Records shown:
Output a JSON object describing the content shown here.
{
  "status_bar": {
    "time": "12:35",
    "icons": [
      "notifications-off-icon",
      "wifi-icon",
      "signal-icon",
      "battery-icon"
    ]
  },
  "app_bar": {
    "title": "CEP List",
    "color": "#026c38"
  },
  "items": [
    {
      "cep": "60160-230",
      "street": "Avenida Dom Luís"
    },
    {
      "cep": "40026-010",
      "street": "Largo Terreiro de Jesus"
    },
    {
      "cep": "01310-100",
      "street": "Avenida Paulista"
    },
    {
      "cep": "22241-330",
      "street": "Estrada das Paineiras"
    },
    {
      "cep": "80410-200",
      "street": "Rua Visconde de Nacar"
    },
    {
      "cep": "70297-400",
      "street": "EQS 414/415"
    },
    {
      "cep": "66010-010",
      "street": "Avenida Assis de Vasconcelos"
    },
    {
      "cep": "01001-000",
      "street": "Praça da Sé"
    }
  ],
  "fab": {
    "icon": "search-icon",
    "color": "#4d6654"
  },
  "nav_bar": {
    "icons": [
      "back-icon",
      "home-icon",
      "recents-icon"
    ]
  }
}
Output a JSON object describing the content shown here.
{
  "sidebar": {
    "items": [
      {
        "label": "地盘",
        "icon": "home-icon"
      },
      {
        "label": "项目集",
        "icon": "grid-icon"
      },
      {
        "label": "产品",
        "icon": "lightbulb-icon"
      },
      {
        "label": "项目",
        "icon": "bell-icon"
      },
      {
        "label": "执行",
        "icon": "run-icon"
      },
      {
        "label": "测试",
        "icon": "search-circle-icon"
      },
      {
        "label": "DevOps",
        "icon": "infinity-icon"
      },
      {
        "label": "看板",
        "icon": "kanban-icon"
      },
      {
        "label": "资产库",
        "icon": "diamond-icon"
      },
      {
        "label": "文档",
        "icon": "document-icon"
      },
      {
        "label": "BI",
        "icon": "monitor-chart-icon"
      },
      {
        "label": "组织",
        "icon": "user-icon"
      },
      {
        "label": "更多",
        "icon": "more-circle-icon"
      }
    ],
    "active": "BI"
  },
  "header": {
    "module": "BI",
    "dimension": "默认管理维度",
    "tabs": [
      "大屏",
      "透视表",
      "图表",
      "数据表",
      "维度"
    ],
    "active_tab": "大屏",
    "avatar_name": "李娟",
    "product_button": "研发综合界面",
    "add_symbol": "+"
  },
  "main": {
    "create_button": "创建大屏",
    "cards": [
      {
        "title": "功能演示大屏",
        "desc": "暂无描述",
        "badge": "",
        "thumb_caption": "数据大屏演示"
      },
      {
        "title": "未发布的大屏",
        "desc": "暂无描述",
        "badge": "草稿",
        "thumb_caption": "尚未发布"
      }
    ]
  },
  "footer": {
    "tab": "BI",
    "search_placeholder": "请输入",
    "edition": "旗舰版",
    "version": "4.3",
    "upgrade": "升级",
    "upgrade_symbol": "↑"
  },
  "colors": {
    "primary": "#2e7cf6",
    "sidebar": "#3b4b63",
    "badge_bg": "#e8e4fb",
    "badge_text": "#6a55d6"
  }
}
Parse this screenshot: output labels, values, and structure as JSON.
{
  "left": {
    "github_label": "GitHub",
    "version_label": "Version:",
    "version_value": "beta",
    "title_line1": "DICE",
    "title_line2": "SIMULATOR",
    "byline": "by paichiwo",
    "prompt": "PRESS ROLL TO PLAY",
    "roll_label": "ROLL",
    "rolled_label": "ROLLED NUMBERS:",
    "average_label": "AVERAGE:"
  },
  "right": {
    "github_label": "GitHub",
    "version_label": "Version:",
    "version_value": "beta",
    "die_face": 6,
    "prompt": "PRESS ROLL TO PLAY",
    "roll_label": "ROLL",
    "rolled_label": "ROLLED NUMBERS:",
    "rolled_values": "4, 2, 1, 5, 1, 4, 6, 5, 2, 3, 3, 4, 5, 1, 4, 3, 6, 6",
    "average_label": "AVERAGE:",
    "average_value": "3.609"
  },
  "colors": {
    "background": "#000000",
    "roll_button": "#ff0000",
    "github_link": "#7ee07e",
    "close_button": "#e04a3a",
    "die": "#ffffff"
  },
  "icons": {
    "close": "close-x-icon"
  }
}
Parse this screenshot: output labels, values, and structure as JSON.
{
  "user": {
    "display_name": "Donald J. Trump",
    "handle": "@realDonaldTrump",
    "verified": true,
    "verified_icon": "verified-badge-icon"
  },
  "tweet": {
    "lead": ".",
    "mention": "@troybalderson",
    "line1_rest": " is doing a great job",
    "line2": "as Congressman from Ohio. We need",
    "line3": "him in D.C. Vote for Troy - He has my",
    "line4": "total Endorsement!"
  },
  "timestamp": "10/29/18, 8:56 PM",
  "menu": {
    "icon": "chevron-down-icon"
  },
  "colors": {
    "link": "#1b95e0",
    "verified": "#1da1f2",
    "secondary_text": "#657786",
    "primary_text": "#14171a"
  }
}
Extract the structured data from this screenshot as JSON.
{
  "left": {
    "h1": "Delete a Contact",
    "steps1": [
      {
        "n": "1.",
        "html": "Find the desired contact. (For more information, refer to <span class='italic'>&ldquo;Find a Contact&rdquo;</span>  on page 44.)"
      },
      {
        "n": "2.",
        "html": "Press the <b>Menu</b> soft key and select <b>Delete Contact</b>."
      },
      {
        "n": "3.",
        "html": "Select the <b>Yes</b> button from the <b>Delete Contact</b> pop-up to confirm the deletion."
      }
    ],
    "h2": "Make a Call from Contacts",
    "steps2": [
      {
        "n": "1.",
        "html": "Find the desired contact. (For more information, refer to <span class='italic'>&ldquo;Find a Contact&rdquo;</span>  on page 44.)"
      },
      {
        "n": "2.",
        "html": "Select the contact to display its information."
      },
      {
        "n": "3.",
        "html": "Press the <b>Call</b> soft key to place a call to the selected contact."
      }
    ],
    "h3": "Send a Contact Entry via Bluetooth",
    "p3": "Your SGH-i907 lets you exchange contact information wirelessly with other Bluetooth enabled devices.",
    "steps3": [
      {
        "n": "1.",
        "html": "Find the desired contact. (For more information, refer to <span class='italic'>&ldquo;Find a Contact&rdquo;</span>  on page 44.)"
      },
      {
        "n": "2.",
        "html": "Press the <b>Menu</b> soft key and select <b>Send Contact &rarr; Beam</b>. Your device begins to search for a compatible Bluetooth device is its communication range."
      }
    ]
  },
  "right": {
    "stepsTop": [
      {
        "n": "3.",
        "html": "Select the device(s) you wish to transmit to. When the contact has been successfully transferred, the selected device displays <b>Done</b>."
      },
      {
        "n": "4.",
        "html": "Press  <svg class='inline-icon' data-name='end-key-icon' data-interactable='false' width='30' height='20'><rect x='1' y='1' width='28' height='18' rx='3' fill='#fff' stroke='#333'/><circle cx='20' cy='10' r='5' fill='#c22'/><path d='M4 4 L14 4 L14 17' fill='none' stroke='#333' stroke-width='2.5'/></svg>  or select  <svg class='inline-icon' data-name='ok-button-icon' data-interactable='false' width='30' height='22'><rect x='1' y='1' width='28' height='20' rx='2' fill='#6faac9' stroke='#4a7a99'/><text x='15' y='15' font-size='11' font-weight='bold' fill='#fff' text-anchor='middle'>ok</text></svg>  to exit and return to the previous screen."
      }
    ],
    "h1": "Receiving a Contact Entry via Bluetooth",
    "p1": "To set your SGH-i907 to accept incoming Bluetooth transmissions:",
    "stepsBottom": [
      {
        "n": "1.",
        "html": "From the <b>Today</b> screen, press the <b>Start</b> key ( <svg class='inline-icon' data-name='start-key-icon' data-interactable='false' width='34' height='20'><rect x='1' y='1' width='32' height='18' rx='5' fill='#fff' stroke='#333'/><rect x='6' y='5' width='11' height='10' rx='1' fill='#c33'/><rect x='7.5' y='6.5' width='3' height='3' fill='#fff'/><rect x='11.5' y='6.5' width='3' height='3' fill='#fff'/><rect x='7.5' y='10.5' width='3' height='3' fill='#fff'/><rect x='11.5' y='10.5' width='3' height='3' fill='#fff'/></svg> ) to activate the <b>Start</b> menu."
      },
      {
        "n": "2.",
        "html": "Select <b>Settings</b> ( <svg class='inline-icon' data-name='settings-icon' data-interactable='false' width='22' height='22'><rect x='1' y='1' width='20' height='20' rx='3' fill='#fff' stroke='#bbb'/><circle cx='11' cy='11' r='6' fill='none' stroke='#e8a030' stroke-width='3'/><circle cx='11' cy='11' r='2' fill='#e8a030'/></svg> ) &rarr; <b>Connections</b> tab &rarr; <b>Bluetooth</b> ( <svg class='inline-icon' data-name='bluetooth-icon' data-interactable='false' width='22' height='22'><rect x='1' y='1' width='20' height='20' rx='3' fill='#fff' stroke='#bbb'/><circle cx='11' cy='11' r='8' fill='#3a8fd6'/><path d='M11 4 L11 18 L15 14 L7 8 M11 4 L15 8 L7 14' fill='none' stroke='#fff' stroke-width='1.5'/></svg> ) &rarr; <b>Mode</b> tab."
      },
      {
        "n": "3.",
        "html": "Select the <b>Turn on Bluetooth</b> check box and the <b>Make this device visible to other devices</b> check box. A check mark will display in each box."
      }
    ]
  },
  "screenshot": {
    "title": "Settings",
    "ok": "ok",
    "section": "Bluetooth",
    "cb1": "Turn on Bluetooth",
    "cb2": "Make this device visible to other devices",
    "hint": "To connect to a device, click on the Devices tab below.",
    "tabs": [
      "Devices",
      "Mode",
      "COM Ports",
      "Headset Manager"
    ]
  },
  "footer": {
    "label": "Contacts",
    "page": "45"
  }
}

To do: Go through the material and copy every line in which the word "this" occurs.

Exercise answer:
Parse this screenshot: output labels, values, and structure as JSON.
Parse this screenshot: output labels, values, and structure as JSON.
Extract the structured data from this screenshot as JSON.
        "html": "Select the <b>Turn on Bluetooth</b> check box and the <b>Make this device visible to other devices</b> check box. A check mark will display in each box."
    "cb2": "Make this device visible to other devices",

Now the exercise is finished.